New parents will have more than 2,500 arguments in the first year of their baby’s life
Adjusting to life as new parents, and life with a newborn in the house, is no easy job.
Because while it on one level is the loveliest, most romantic, beautiful thing, having started your family – it is also a time filled with so many emotions. So many questions. So many new roles and expectations and responsibilities. And so, so little sleep.
Sounds familiar? I think most of us have been in that same, exhausted boat.
And all this sleep-deprivation, high stress and little time for anything but adjusting to your new role as parents leaves little time for romance and connection, unfortunately.
In fact, according to a new UK study, conducted by OnePoll, on average couples end up having a whopping 2,500 arguements in their baby's very first year of life.
Sex, responsibilites and sleep are hot issues
The study of 2,000 mums and dads found they’ll have up to seven arguments a day about how to look after the baby, and who is doing the most around the house, with common disputes during year one including things like who is the most tired, and who should get up in the night.
When it comes to how responsibilities are being divided, this can also be a bit of a headace, it seems, and can send many couples over the edge in terms of things they don't exactly see eye to eye on. Housework, feeding, burping and changing all feature on this list.
Division of responsibilities also set couples off bickering - with housework not getting done, who should be responsible for feeding, burping and changing the baby also featuring in the list.
A further 17 per cent argue about the general lack of affection once baby is born, with a lack of sex also being a problem to many couples.
“Even those couples who usually communicate brilliantly can find the first few months of having a baby tough, and arguments are a really normal part of the adjustment process, explains Siobhan Freegard, founder of parenting site ChannelMum.com about the results of the study.
“Lack of sleep during the early months, and getting used to the new-found responsibilities can pile pressure on new parents and contribute to arguments. Making time for each other can be just as important as learning how to look after the baby, as happy parents will naturally result in a happy child.”
The study also revealed more than six in 10 parents feel they weren’t prepared for the huge impact having a baby would have on their life, with half of couples reported arguing more frequently and a third said they could sometimes go five days at a time without talking to their other half.
Not well enough prepared
Unfortunately a fifth of couples split up for good within the 12 months of having their child, after the disagreements proved too much to handle.
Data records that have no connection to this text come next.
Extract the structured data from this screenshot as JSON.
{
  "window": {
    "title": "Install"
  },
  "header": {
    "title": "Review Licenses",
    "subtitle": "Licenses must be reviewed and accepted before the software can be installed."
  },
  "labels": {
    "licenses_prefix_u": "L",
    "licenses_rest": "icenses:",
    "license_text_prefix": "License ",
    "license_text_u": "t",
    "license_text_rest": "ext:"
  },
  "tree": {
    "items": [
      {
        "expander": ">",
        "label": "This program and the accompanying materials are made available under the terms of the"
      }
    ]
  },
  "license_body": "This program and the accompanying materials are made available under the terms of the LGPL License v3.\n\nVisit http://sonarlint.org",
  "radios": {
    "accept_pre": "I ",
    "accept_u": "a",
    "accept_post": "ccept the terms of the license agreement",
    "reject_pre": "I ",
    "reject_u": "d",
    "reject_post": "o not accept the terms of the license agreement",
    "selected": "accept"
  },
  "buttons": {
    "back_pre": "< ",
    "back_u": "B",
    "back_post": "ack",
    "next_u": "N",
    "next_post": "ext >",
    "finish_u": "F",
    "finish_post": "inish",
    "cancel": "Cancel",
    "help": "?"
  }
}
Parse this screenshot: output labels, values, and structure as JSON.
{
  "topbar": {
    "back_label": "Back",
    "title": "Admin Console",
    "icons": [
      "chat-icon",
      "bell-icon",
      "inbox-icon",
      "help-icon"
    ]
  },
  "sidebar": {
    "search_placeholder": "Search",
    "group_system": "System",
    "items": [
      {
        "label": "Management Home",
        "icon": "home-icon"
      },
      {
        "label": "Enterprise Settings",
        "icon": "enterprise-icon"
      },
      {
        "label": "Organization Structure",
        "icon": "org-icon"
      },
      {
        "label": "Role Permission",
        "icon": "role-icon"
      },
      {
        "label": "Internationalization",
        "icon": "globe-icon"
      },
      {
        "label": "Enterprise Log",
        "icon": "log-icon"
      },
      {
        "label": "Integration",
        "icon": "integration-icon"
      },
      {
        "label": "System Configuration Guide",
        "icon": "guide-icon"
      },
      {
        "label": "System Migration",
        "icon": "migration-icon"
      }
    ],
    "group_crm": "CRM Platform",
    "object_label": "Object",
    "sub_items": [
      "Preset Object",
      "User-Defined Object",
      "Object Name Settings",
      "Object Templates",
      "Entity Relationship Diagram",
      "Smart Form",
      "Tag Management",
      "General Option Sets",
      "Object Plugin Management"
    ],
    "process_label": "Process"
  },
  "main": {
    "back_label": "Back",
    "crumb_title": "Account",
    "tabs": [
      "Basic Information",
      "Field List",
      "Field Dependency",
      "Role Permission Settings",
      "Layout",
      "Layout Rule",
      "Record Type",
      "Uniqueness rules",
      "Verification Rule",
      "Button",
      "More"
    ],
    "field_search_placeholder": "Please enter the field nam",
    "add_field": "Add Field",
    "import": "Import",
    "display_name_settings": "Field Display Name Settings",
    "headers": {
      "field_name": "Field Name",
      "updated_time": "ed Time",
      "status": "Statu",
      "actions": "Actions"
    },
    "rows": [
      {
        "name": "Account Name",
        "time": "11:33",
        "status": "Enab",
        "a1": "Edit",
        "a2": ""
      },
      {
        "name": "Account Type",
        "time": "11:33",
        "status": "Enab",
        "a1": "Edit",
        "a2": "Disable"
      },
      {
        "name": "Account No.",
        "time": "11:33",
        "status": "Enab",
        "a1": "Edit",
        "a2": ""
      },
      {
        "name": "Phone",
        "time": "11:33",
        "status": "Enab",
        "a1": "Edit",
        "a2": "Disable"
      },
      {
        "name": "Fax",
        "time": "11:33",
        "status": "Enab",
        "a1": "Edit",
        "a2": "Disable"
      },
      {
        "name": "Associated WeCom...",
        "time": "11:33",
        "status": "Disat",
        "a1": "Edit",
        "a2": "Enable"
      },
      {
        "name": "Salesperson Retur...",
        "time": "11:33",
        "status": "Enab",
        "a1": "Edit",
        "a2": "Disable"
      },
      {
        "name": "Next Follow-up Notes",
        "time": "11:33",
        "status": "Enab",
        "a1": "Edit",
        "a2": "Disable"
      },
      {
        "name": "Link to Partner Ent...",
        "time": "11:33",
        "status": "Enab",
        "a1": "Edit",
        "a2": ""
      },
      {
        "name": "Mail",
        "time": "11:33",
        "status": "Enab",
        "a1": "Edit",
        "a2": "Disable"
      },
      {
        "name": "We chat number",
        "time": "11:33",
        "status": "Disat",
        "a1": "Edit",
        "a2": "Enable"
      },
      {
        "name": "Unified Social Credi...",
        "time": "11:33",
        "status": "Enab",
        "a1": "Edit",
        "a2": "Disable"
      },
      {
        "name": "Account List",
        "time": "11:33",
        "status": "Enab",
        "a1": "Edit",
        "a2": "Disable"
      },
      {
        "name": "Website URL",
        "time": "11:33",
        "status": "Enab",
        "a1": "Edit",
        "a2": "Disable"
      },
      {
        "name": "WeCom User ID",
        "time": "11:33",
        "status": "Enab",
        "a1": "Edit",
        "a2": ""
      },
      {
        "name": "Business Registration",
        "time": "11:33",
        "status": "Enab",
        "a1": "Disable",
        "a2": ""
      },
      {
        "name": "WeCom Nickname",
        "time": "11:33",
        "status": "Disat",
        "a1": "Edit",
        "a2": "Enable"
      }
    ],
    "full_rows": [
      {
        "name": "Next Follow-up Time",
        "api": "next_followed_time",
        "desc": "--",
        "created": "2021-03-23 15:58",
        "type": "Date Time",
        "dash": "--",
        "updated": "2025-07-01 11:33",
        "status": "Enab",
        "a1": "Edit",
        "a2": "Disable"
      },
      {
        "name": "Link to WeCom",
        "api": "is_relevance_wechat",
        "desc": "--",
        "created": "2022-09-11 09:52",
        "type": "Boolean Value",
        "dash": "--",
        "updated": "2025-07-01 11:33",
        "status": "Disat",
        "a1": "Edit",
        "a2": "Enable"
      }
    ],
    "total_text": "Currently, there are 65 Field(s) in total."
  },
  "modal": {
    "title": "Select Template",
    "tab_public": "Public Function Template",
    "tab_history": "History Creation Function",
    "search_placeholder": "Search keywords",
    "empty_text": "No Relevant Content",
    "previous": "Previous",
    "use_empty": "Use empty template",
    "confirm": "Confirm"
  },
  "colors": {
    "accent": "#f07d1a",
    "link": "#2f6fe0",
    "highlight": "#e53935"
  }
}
Maybe some of these could have been avoided, as four n 10 parents admit to wishing they’d done more to prepare for what was ahead.
In fact, more than 25 percent of parents were shocked at feeling less close to their partner once the baby was born, and 42 percent wish they’d considered taking a course on how to ‘baby-proof’ their relationship.
“It’s disheartening to see so many couples break up in the first 12 months of parenting - one of the most exciting times in their lives," said Zoë Bonser, show director at The Baby Show.
“While it is a wonderful period, there’s no doubt about it, it’s stressful with the change in sleep patterns, routines and responsibilities and getting used to there being a third person around that you have to care for all the time. The most important thing is to keep talking and recognise how you’re both feeling and ensure you make time for each other, as well as your baby."
Top 20 ‘Year One’ arguements
1. Who is the most tired / had the least sleep
2. Who should get up in the night with the baby
3. Housework not getting done
4. Having less money than usual
5. One person being out at work all day and the other being left alone to parent
6. Who should be responsible for feeding, changing, burping the baby
7. Someone not doing their fair share of the work
8. One person going out and socialising more than the other
9. Lack of affection
10. Not having time to go out together
11. One of you not putting in enough effort
12. Not being able to soothe the baby when it is crying
13. Lack of sex
14. Whether the baby should be left to cry alone
15. Disagreement over relatives / in-laws getting involved
16. One of you isn't talking to the other as much
17. Pressure to have sex when you don't want to
18. One party being bored when home alone with the baby
19. Whether the baby is poorly or not
20. How much the baby should drink / eat